Kitchen Stove Manufacturing in Canada: A Time-Honoured Tradition

In the nineteenth century, the design of kitchen stoves used to cook food evolved through changes to stoves used for heating. It is likely that old, lavishly decorated cast-iron fireboxes, like those produced by the Forges du Saint-Maurice in the eighteenth century, inspired the creation of new models with additional parts — ovens and cooking surfaces — in which the two functions of either cooking or warming food were clearly separate.

Ironmasters of the time, including Joseph Van Norman of Normandale Iron Works in Long Point, Ontario, James Rogers Armstrong of the Toronto City Foundry, and Henri Bernier of the fonderie Bernier in Lotbinière, obtained patents for the manufacture of cooking stoves.

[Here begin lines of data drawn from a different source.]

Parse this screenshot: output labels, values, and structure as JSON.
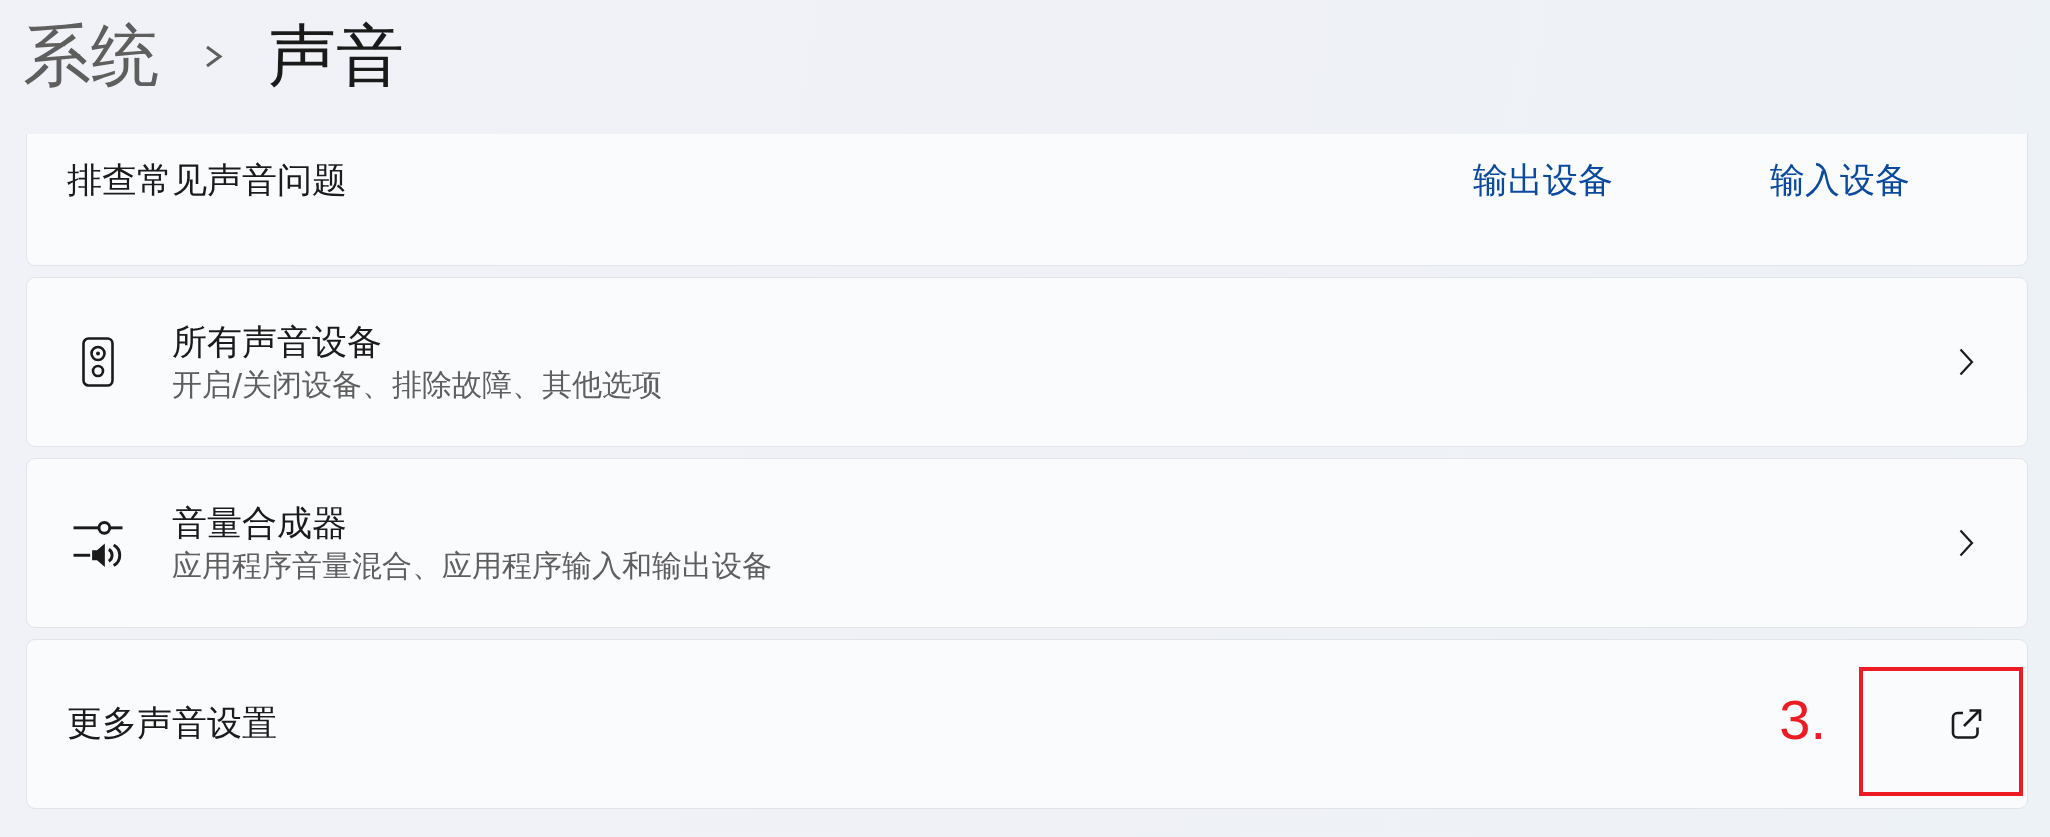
{
  "breadcrumb": {
    "parent": "系统",
    "current": "声音"
  },
  "troubleshoot": {
    "title": "排查常见声音问题",
    "links": [
      "输出设备",
      "输入设备"
    ]
  },
  "items": [
    {
      "kind": "navigate",
      "title": "所有声音设备",
      "subtitle": "开启/关闭设备、排除故障、其他选项"
    },
    {
      "kind": "navigate",
      "title": "音量合成器",
      "subtitle": "应用程序音量混合、应用程序输入和输出设备"
    },
    {
      "kind": "external",
      "title": "更多声音设置",
      "annotation": {
        "label": "3."
      }
    }
  ]
}
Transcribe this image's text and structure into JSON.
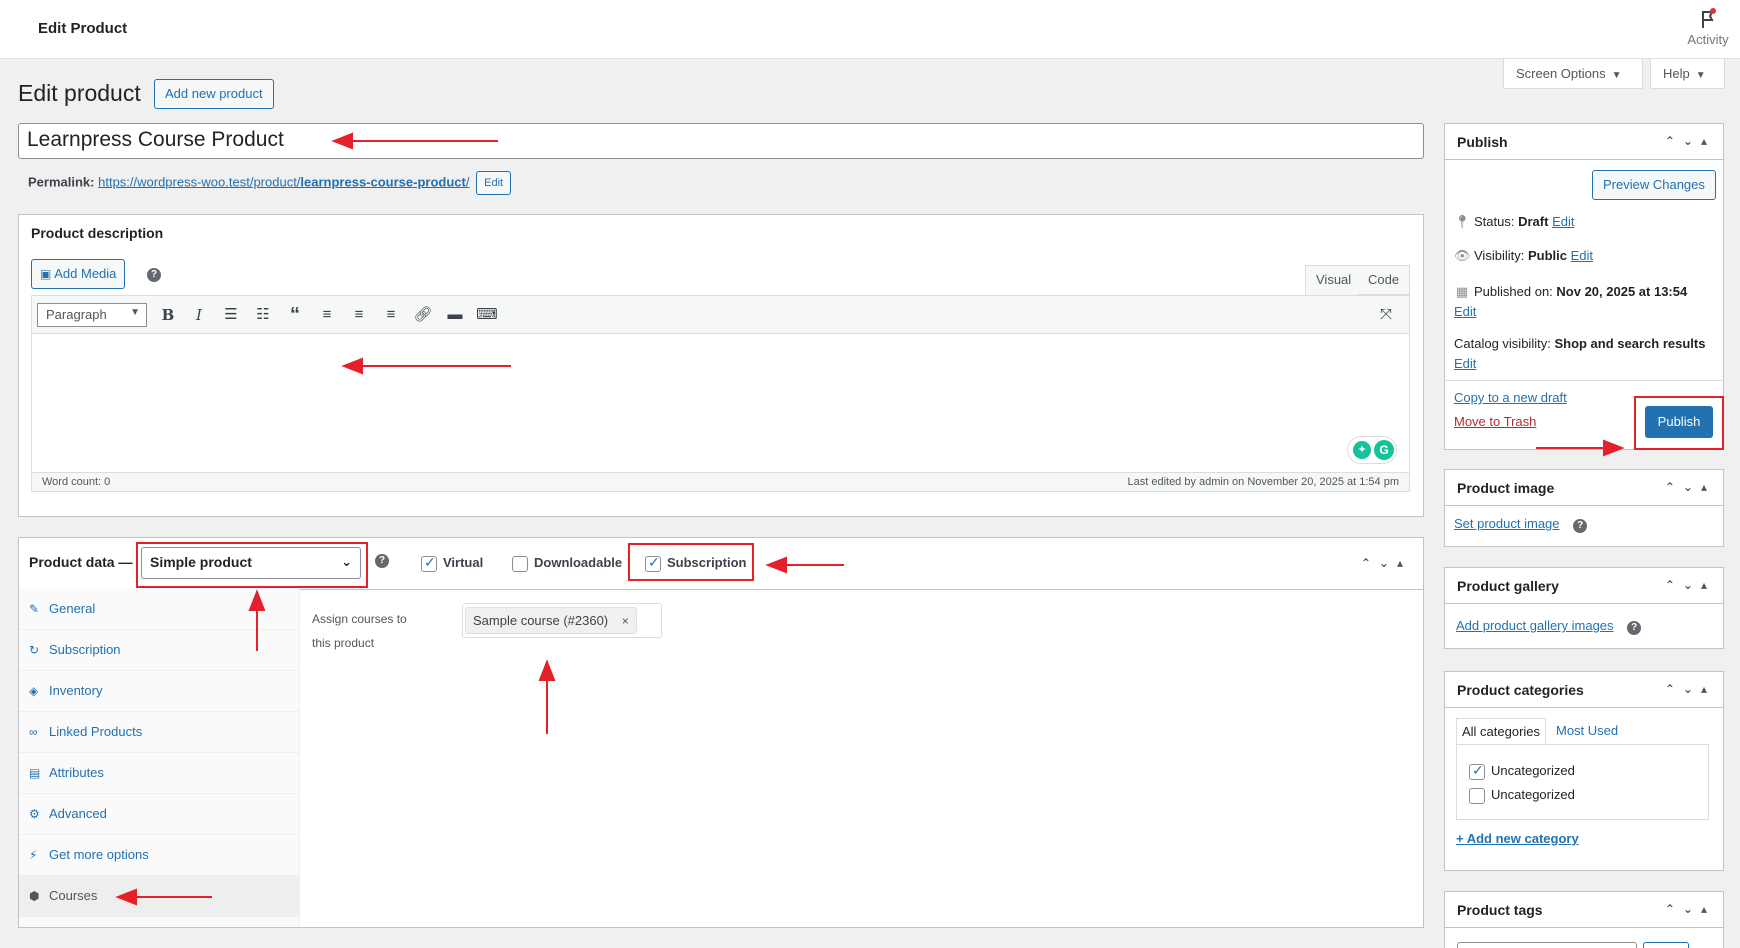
{
  "header": {
    "title": "Edit Product",
    "activity_label": "Activity"
  },
  "screen_options": {
    "label": "Screen Options",
    "help": "Help"
  },
  "page": {
    "title": "Edit product",
    "add_new": "Add new product"
  },
  "product": {
    "title": "Learnpress Course Product",
    "permalink_label": "Permalink:",
    "permalink_base": "https://wordpress-woo.test/product/",
    "permalink_slug": "learnpress-course-product",
    "permalink_end": "/",
    "permalink_edit": "Edit"
  },
  "description": {
    "heading": "Product description",
    "add_media": "Add Media",
    "tab_visual": "Visual",
    "tab_code": "Code",
    "format": "Paragraph",
    "word_count": "Word count: 0",
    "last_edited": "Last edited by admin on November 20, 2025 at 1:54 pm"
  },
  "product_data": {
    "heading": "Product data —",
    "type": "Simple product",
    "virtual": "Virtual",
    "downloadable": "Downloadable",
    "subscription": "Subscription",
    "virtual_checked": true,
    "downloadable_checked": false,
    "subscription_checked": true,
    "tabs": [
      {
        "label": "General",
        "icon": "wrench-icon"
      },
      {
        "label": "Subscription",
        "icon": "refresh-icon"
      },
      {
        "label": "Inventory",
        "icon": "tag-icon"
      },
      {
        "label": "Linked Products",
        "icon": "link-icon"
      },
      {
        "label": "Attributes",
        "icon": "list-icon"
      },
      {
        "label": "Advanced",
        "icon": "gear-icon"
      },
      {
        "label": "Get more options",
        "icon": "plug-icon"
      },
      {
        "label": "Courses",
        "icon": "cube-icon"
      }
    ],
    "active_tab": "Courses",
    "assign_label_1": "Assign courses to",
    "assign_label_2": "this product",
    "course_chip": "Sample course (#2360)",
    "chip_remove": "×"
  },
  "publish": {
    "heading": "Publish",
    "preview": "Preview Changes",
    "status_label": "Status:",
    "status_value": "Draft",
    "visibility_label": "Visibility:",
    "visibility_value": "Public",
    "published_label": "Published on:",
    "published_value": "Nov 20, 2025 at 13:54",
    "catalog_label": "Catalog visibility:",
    "catalog_value": "Shop and search results",
    "edit": "Edit",
    "copy_draft": "Copy to a new draft",
    "trash": "Move to Trash",
    "publish_btn": "Publish"
  },
  "product_image": {
    "heading": "Product image",
    "set_link": "Set product image"
  },
  "product_gallery": {
    "heading": "Product gallery",
    "add_link": "Add product gallery images"
  },
  "product_categories": {
    "heading": "Product categories",
    "tab_all": "All categories",
    "tab_most": "Most Used",
    "items": [
      {
        "label": "Uncategorized",
        "checked": true
      },
      {
        "label": "Uncategorized",
        "checked": false
      }
    ],
    "add_new": "+ Add new category"
  },
  "product_tags": {
    "heading": "Product tags"
  },
  "colors": {
    "accent": "#2271b1",
    "annotation": "#e4202b"
  }
}
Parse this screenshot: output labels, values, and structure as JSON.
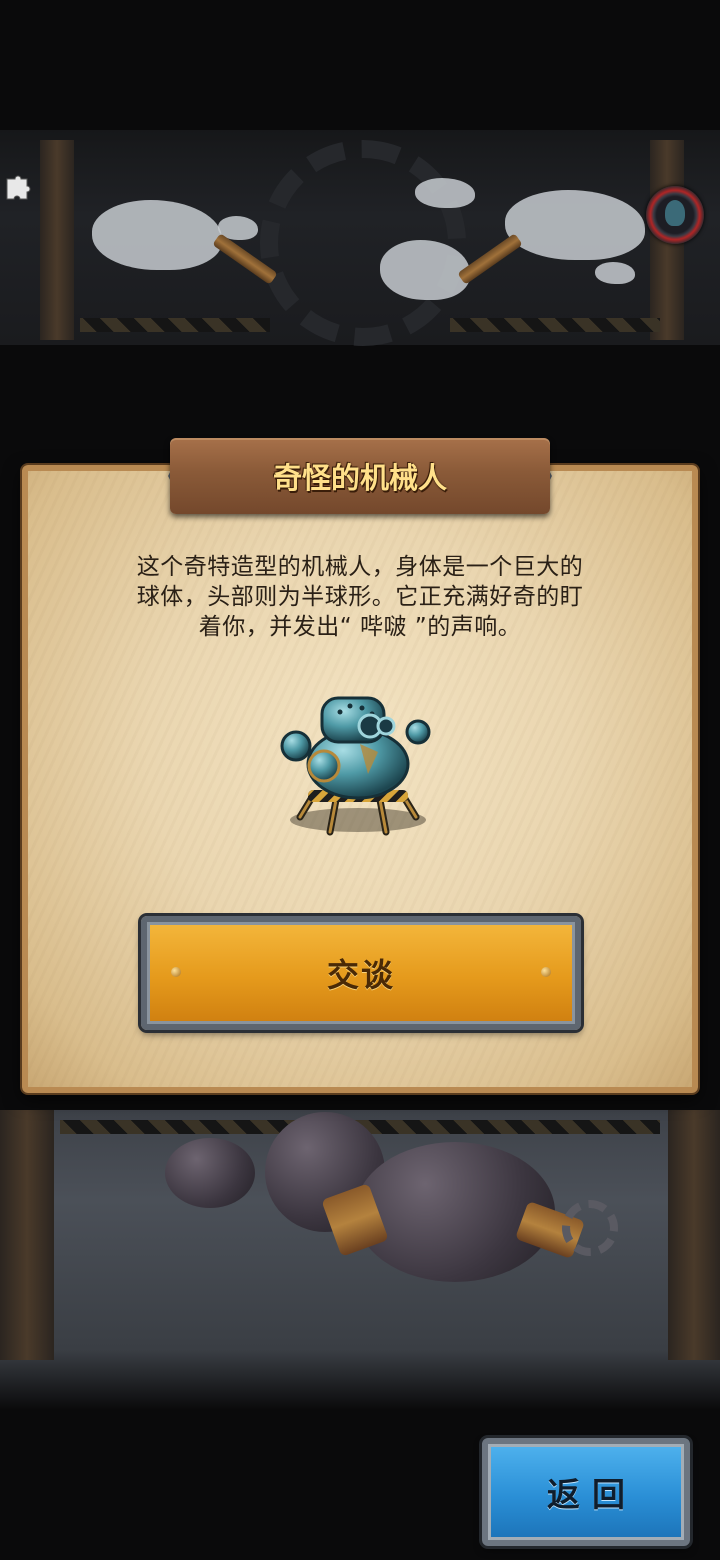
{
  "dialog": {
    "title": "奇怪的机械人",
    "description_lines": [
      "这个奇特造型的机械人，身体是一个巨大的",
      "球体，头部则为半球形。它正充满好奇的盯",
      "着你，并发出“ 哔啵 ”的声响。"
    ],
    "talk_label": "交谈"
  },
  "nav": {
    "back_label": "返回"
  },
  "icons": {
    "top_left": "puzzle-piece-icon",
    "top_right": "character-token-icon",
    "center": "sphere-robot-icon"
  },
  "colors": {
    "parchment": "#ead6b0",
    "title_text": "#ffe08a",
    "talk_button": "#e59a1c",
    "back_button": "#2a8fd6"
  }
}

Stoves from the Montreal Foundry and City Works, A. Bélanger Limitée in Montmagny, the Gurney Foundry Company Limited in Hamilton, and the McClary Manufacturing Company in London, were highly praised in advertisements.

Wood stove,
Guelph Stove Company,
circa 1909
(CSTM 2001.0242)

The traditional design of a wood stove (2001.0242)* produced by the Guelph Stove Company around 1909 made it possible to separate the cooking and warming of food. This stove includes compartments to burn fuel and gather ash, and an oven that supplies the heat to the cooking plates. Once cooked, food could be placed in the food warmer in the upper section.

* The numbers in parentheses are the accession numbers of artifacts held by the Museum.